As a mom, it’s fun to see the kids get so excited about the possibilities of Halloween. I think back over my own life and recall the parade of identities I assumed over the years, including a cowgirl, a princess, Mickey Mouse, and – in college and my 20s– a gypsy (always the easiest costume to cobble together at the last minute).

It’s intoxicatingly fun, the chance to be someone else for a night. And it’s so easy to assume a new role, knowing it’s temporary and just for a lark.

It’s the opposite of real life, where our roles involve a serious investment of time and energy. This is certainly true of my roles as teacher and wife. It’s even more true of my identity as a parent.

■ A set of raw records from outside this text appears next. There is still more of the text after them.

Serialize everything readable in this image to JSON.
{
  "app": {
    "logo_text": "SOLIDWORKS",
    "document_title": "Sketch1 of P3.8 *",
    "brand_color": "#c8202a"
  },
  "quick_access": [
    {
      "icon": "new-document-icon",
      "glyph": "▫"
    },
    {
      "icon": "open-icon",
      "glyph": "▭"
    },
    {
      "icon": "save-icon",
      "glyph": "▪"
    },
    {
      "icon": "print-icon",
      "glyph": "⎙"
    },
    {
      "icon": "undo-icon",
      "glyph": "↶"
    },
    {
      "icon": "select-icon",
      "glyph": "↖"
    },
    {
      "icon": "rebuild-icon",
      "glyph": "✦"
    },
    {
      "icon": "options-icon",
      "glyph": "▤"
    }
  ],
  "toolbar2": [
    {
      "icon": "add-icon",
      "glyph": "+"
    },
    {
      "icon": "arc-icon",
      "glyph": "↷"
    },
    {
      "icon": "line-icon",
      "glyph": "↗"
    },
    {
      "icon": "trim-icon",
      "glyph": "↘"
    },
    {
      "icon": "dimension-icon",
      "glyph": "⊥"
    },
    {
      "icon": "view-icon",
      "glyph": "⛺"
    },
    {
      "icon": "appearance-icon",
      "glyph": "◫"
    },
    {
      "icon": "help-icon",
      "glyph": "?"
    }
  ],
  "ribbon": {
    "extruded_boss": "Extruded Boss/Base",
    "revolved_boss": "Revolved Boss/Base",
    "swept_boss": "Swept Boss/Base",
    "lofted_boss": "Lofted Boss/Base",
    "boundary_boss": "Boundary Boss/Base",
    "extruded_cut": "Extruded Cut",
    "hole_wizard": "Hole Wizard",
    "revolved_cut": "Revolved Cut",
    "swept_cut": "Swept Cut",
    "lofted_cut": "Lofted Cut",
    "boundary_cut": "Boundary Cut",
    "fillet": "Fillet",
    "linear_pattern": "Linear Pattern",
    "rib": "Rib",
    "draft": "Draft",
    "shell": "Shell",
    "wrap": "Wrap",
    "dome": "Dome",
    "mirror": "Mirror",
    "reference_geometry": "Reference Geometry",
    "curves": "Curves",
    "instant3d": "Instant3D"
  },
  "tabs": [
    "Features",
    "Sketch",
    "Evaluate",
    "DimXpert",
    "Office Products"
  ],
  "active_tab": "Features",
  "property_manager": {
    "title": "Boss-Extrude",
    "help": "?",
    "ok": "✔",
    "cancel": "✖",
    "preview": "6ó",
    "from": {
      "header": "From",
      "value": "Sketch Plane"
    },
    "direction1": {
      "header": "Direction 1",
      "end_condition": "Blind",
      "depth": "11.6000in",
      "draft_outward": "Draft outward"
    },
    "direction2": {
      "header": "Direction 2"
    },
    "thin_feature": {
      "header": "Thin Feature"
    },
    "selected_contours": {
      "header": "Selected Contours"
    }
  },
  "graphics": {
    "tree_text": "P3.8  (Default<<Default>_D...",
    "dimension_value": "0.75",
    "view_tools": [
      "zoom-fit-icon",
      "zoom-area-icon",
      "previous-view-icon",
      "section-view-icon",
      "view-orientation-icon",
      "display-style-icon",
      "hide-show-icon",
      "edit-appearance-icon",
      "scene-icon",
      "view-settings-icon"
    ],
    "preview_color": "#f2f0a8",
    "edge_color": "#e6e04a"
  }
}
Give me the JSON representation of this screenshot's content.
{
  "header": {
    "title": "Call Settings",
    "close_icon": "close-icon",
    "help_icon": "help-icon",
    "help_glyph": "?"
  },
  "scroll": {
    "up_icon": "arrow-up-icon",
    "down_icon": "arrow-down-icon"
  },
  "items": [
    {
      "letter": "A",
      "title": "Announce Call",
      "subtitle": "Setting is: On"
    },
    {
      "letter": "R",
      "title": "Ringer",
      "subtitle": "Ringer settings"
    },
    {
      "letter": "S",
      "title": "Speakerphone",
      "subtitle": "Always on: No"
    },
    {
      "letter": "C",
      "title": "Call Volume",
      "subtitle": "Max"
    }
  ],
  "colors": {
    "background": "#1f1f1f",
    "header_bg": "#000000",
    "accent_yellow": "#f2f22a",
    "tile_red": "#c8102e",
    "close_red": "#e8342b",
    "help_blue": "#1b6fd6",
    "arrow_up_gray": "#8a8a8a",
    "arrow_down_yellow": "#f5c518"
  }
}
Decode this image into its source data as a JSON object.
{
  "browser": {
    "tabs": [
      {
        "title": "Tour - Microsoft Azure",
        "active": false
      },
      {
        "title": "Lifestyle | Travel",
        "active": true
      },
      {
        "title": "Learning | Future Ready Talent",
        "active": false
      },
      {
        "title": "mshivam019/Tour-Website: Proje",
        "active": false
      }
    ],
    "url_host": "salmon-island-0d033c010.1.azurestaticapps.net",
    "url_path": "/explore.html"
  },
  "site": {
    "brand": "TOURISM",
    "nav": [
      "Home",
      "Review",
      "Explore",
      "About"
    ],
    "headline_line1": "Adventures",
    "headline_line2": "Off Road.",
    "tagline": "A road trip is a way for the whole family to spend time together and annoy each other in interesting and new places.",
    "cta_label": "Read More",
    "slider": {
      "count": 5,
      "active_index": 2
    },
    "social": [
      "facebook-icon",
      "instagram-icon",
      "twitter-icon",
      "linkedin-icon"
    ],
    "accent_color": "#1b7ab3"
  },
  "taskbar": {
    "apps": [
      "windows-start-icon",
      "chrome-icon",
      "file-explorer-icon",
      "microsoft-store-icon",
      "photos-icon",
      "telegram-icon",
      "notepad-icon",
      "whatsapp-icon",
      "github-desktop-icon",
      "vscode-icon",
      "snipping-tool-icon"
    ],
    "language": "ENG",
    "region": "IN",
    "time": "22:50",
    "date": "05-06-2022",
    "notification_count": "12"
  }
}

When my oldest son was born eight years ago, life as I knew it changed forever. It didn’t take long before l knew that my new role – a mother who cared for a tiny newborn, who got up multiple times a night to feed him, who wandered around smelling of spit-up – was the most all consuming one I’d ever known.

Parenthood is a commitment like nothing else. It’s not a role you can wear once and discard, like a costume. You’re in it for the long haul, forever (as my mom says, you never stop worrying about your kids). It’s an identity that may feel a little bit uncomfortable in the early days. It may feel like you didn’t get a chance to try it on first, or that maybe parenthood is not as good a fit as you thought it would be.

But the amazing thing about parenthood is that, as the old maxim goes, God doesn’t call the ready; God readies the called. What I didn’t know about babies would have filled a library, but with the grace of God and the help of experienced parents, I got to the point where I could spend a day alone with my baby without fearing I’d make a parenting error that would scar him for life.

And when I look back over my life, parenting my kids is something I’m proudest of: Not because I’m doing a brilliant job (goodness knows I mess up often), but because I began with such a knowledge deficit and somehow managed to reach a baseline level of competence. That role as a mom, which felt alien and downright scary at times, is one that I wear like an increasingly comfortable sweater.

And the best news – the most important bit, really– is that there is such unique joy that comes from living this role.   Seeing your baby smile, feeling a little hand slip into yours, walking two excited superheroes around the neighborhood on a night dedicated to terror and treats: these little moments can overwhelm you with feelings of happiness and gratitude.

Yes, parenthood can seem downright terrifying, especially at first. But with grace and God, we grow more at home in the role. And it doesn’t take long to learn that there is no treat half as sweet as the love of a child.

This article first appeared in Catholic San Francisco.